But again, if you’re looking at the big picture for your company your main concern will likely be with grabbing and keeping potential clients’ interest for the long term. In fact, the only statistic you should need to convince you this isn’t really a con is this: Retail site visitors who view video are 64% more likely to purchase than other site visitors. (Source: Invodo)
3. explainers vs stylised ads
Explainers are tailored to simplifying a complex product or company message, while more stylised advertisements operate by creating a mood and appealing to emotions. In terms of persuasive media, stylised ads exploit pathos, while explainers take a more logical, objective route.
If you have a new product or company, the advantage of working with an explainer is that you’re far less likely to turn away potential customers using a straightforward logical approach than by using particular emotional campaigns which won’t appeal to everyone’s subjective tastes. Furthermore, if you’re advertising a brand new product or business which people aren’t familiar with, a purely stylised campaign risks confusing the audience rather than explaining the benefits of what you have to offer the way an explainer would.
Stylised ads are a mainstay of particular product genres. Take for example perfume: an upmarket product which is simple to use and requires no explanation. Highly produced, moody ads such as this are common among the perfume industry because of the need to think of the product as an unessential but desirable luxury item. “If I only had this perfume then maybe I’D live in a giant glass box, reminiscing about the time I was in the middle of the desert with a giant wind machine, too. Sigh.”
Same goes for luxury cars, tourism and, strangely, jeans. The other product category this can apply to is goods whose media presence is heavily regulated, such as alcoholic beverages. Ever wonder why highly funded but completely nonsensical ads like Carlton Draught’s ‘Big Ad’ are the norm for beer companies? It’s because of the strict regulations forbidding beer ads to actually talk about alcohol, in any kind of positive contributory way. These regulations apply to internet advertising as well as television, making it difficult to construct an explainer for a beer company without really talking about, well… beer.
By looking at the pros and cons it’s clear that explainer videos aren’t going to be the best option for everyone. However, the evidence that they’re a great option for many businesses is compelling, as explainers are evidently a powerful tool for drawing in and keeping more customers at your company website, for longer.
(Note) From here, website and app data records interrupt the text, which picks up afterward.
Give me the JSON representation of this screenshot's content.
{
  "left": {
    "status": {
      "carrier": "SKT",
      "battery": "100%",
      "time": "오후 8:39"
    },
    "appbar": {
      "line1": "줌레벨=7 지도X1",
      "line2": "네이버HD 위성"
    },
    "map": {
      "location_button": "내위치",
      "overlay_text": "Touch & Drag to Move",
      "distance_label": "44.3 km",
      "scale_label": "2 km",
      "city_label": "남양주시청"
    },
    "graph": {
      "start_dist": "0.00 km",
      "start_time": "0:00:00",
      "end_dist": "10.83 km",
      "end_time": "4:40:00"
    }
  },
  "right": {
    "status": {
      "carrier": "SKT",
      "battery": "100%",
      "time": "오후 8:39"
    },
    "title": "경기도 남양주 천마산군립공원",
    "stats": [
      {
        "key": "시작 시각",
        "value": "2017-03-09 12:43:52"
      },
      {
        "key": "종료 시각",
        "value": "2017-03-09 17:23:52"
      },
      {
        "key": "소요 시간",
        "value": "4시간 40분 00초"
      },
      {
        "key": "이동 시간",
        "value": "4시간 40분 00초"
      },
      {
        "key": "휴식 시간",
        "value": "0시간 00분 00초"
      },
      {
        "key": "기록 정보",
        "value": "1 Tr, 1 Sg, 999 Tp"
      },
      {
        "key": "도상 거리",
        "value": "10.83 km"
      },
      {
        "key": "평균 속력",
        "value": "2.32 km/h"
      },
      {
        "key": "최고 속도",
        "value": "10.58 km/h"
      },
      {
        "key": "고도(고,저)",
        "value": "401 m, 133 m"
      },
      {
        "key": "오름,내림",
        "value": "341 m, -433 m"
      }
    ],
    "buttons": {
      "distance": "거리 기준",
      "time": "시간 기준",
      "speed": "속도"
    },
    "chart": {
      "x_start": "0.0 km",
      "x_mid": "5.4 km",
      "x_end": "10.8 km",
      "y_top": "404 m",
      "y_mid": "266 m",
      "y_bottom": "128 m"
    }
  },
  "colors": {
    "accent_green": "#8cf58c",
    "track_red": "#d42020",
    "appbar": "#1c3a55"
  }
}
Like with any service, it all comes down to the individual needs of your company and your current sales strategy: whether it’s explaining a new service, making people feel good about buying perfume, or simply describing the pros and cons of your company’s products.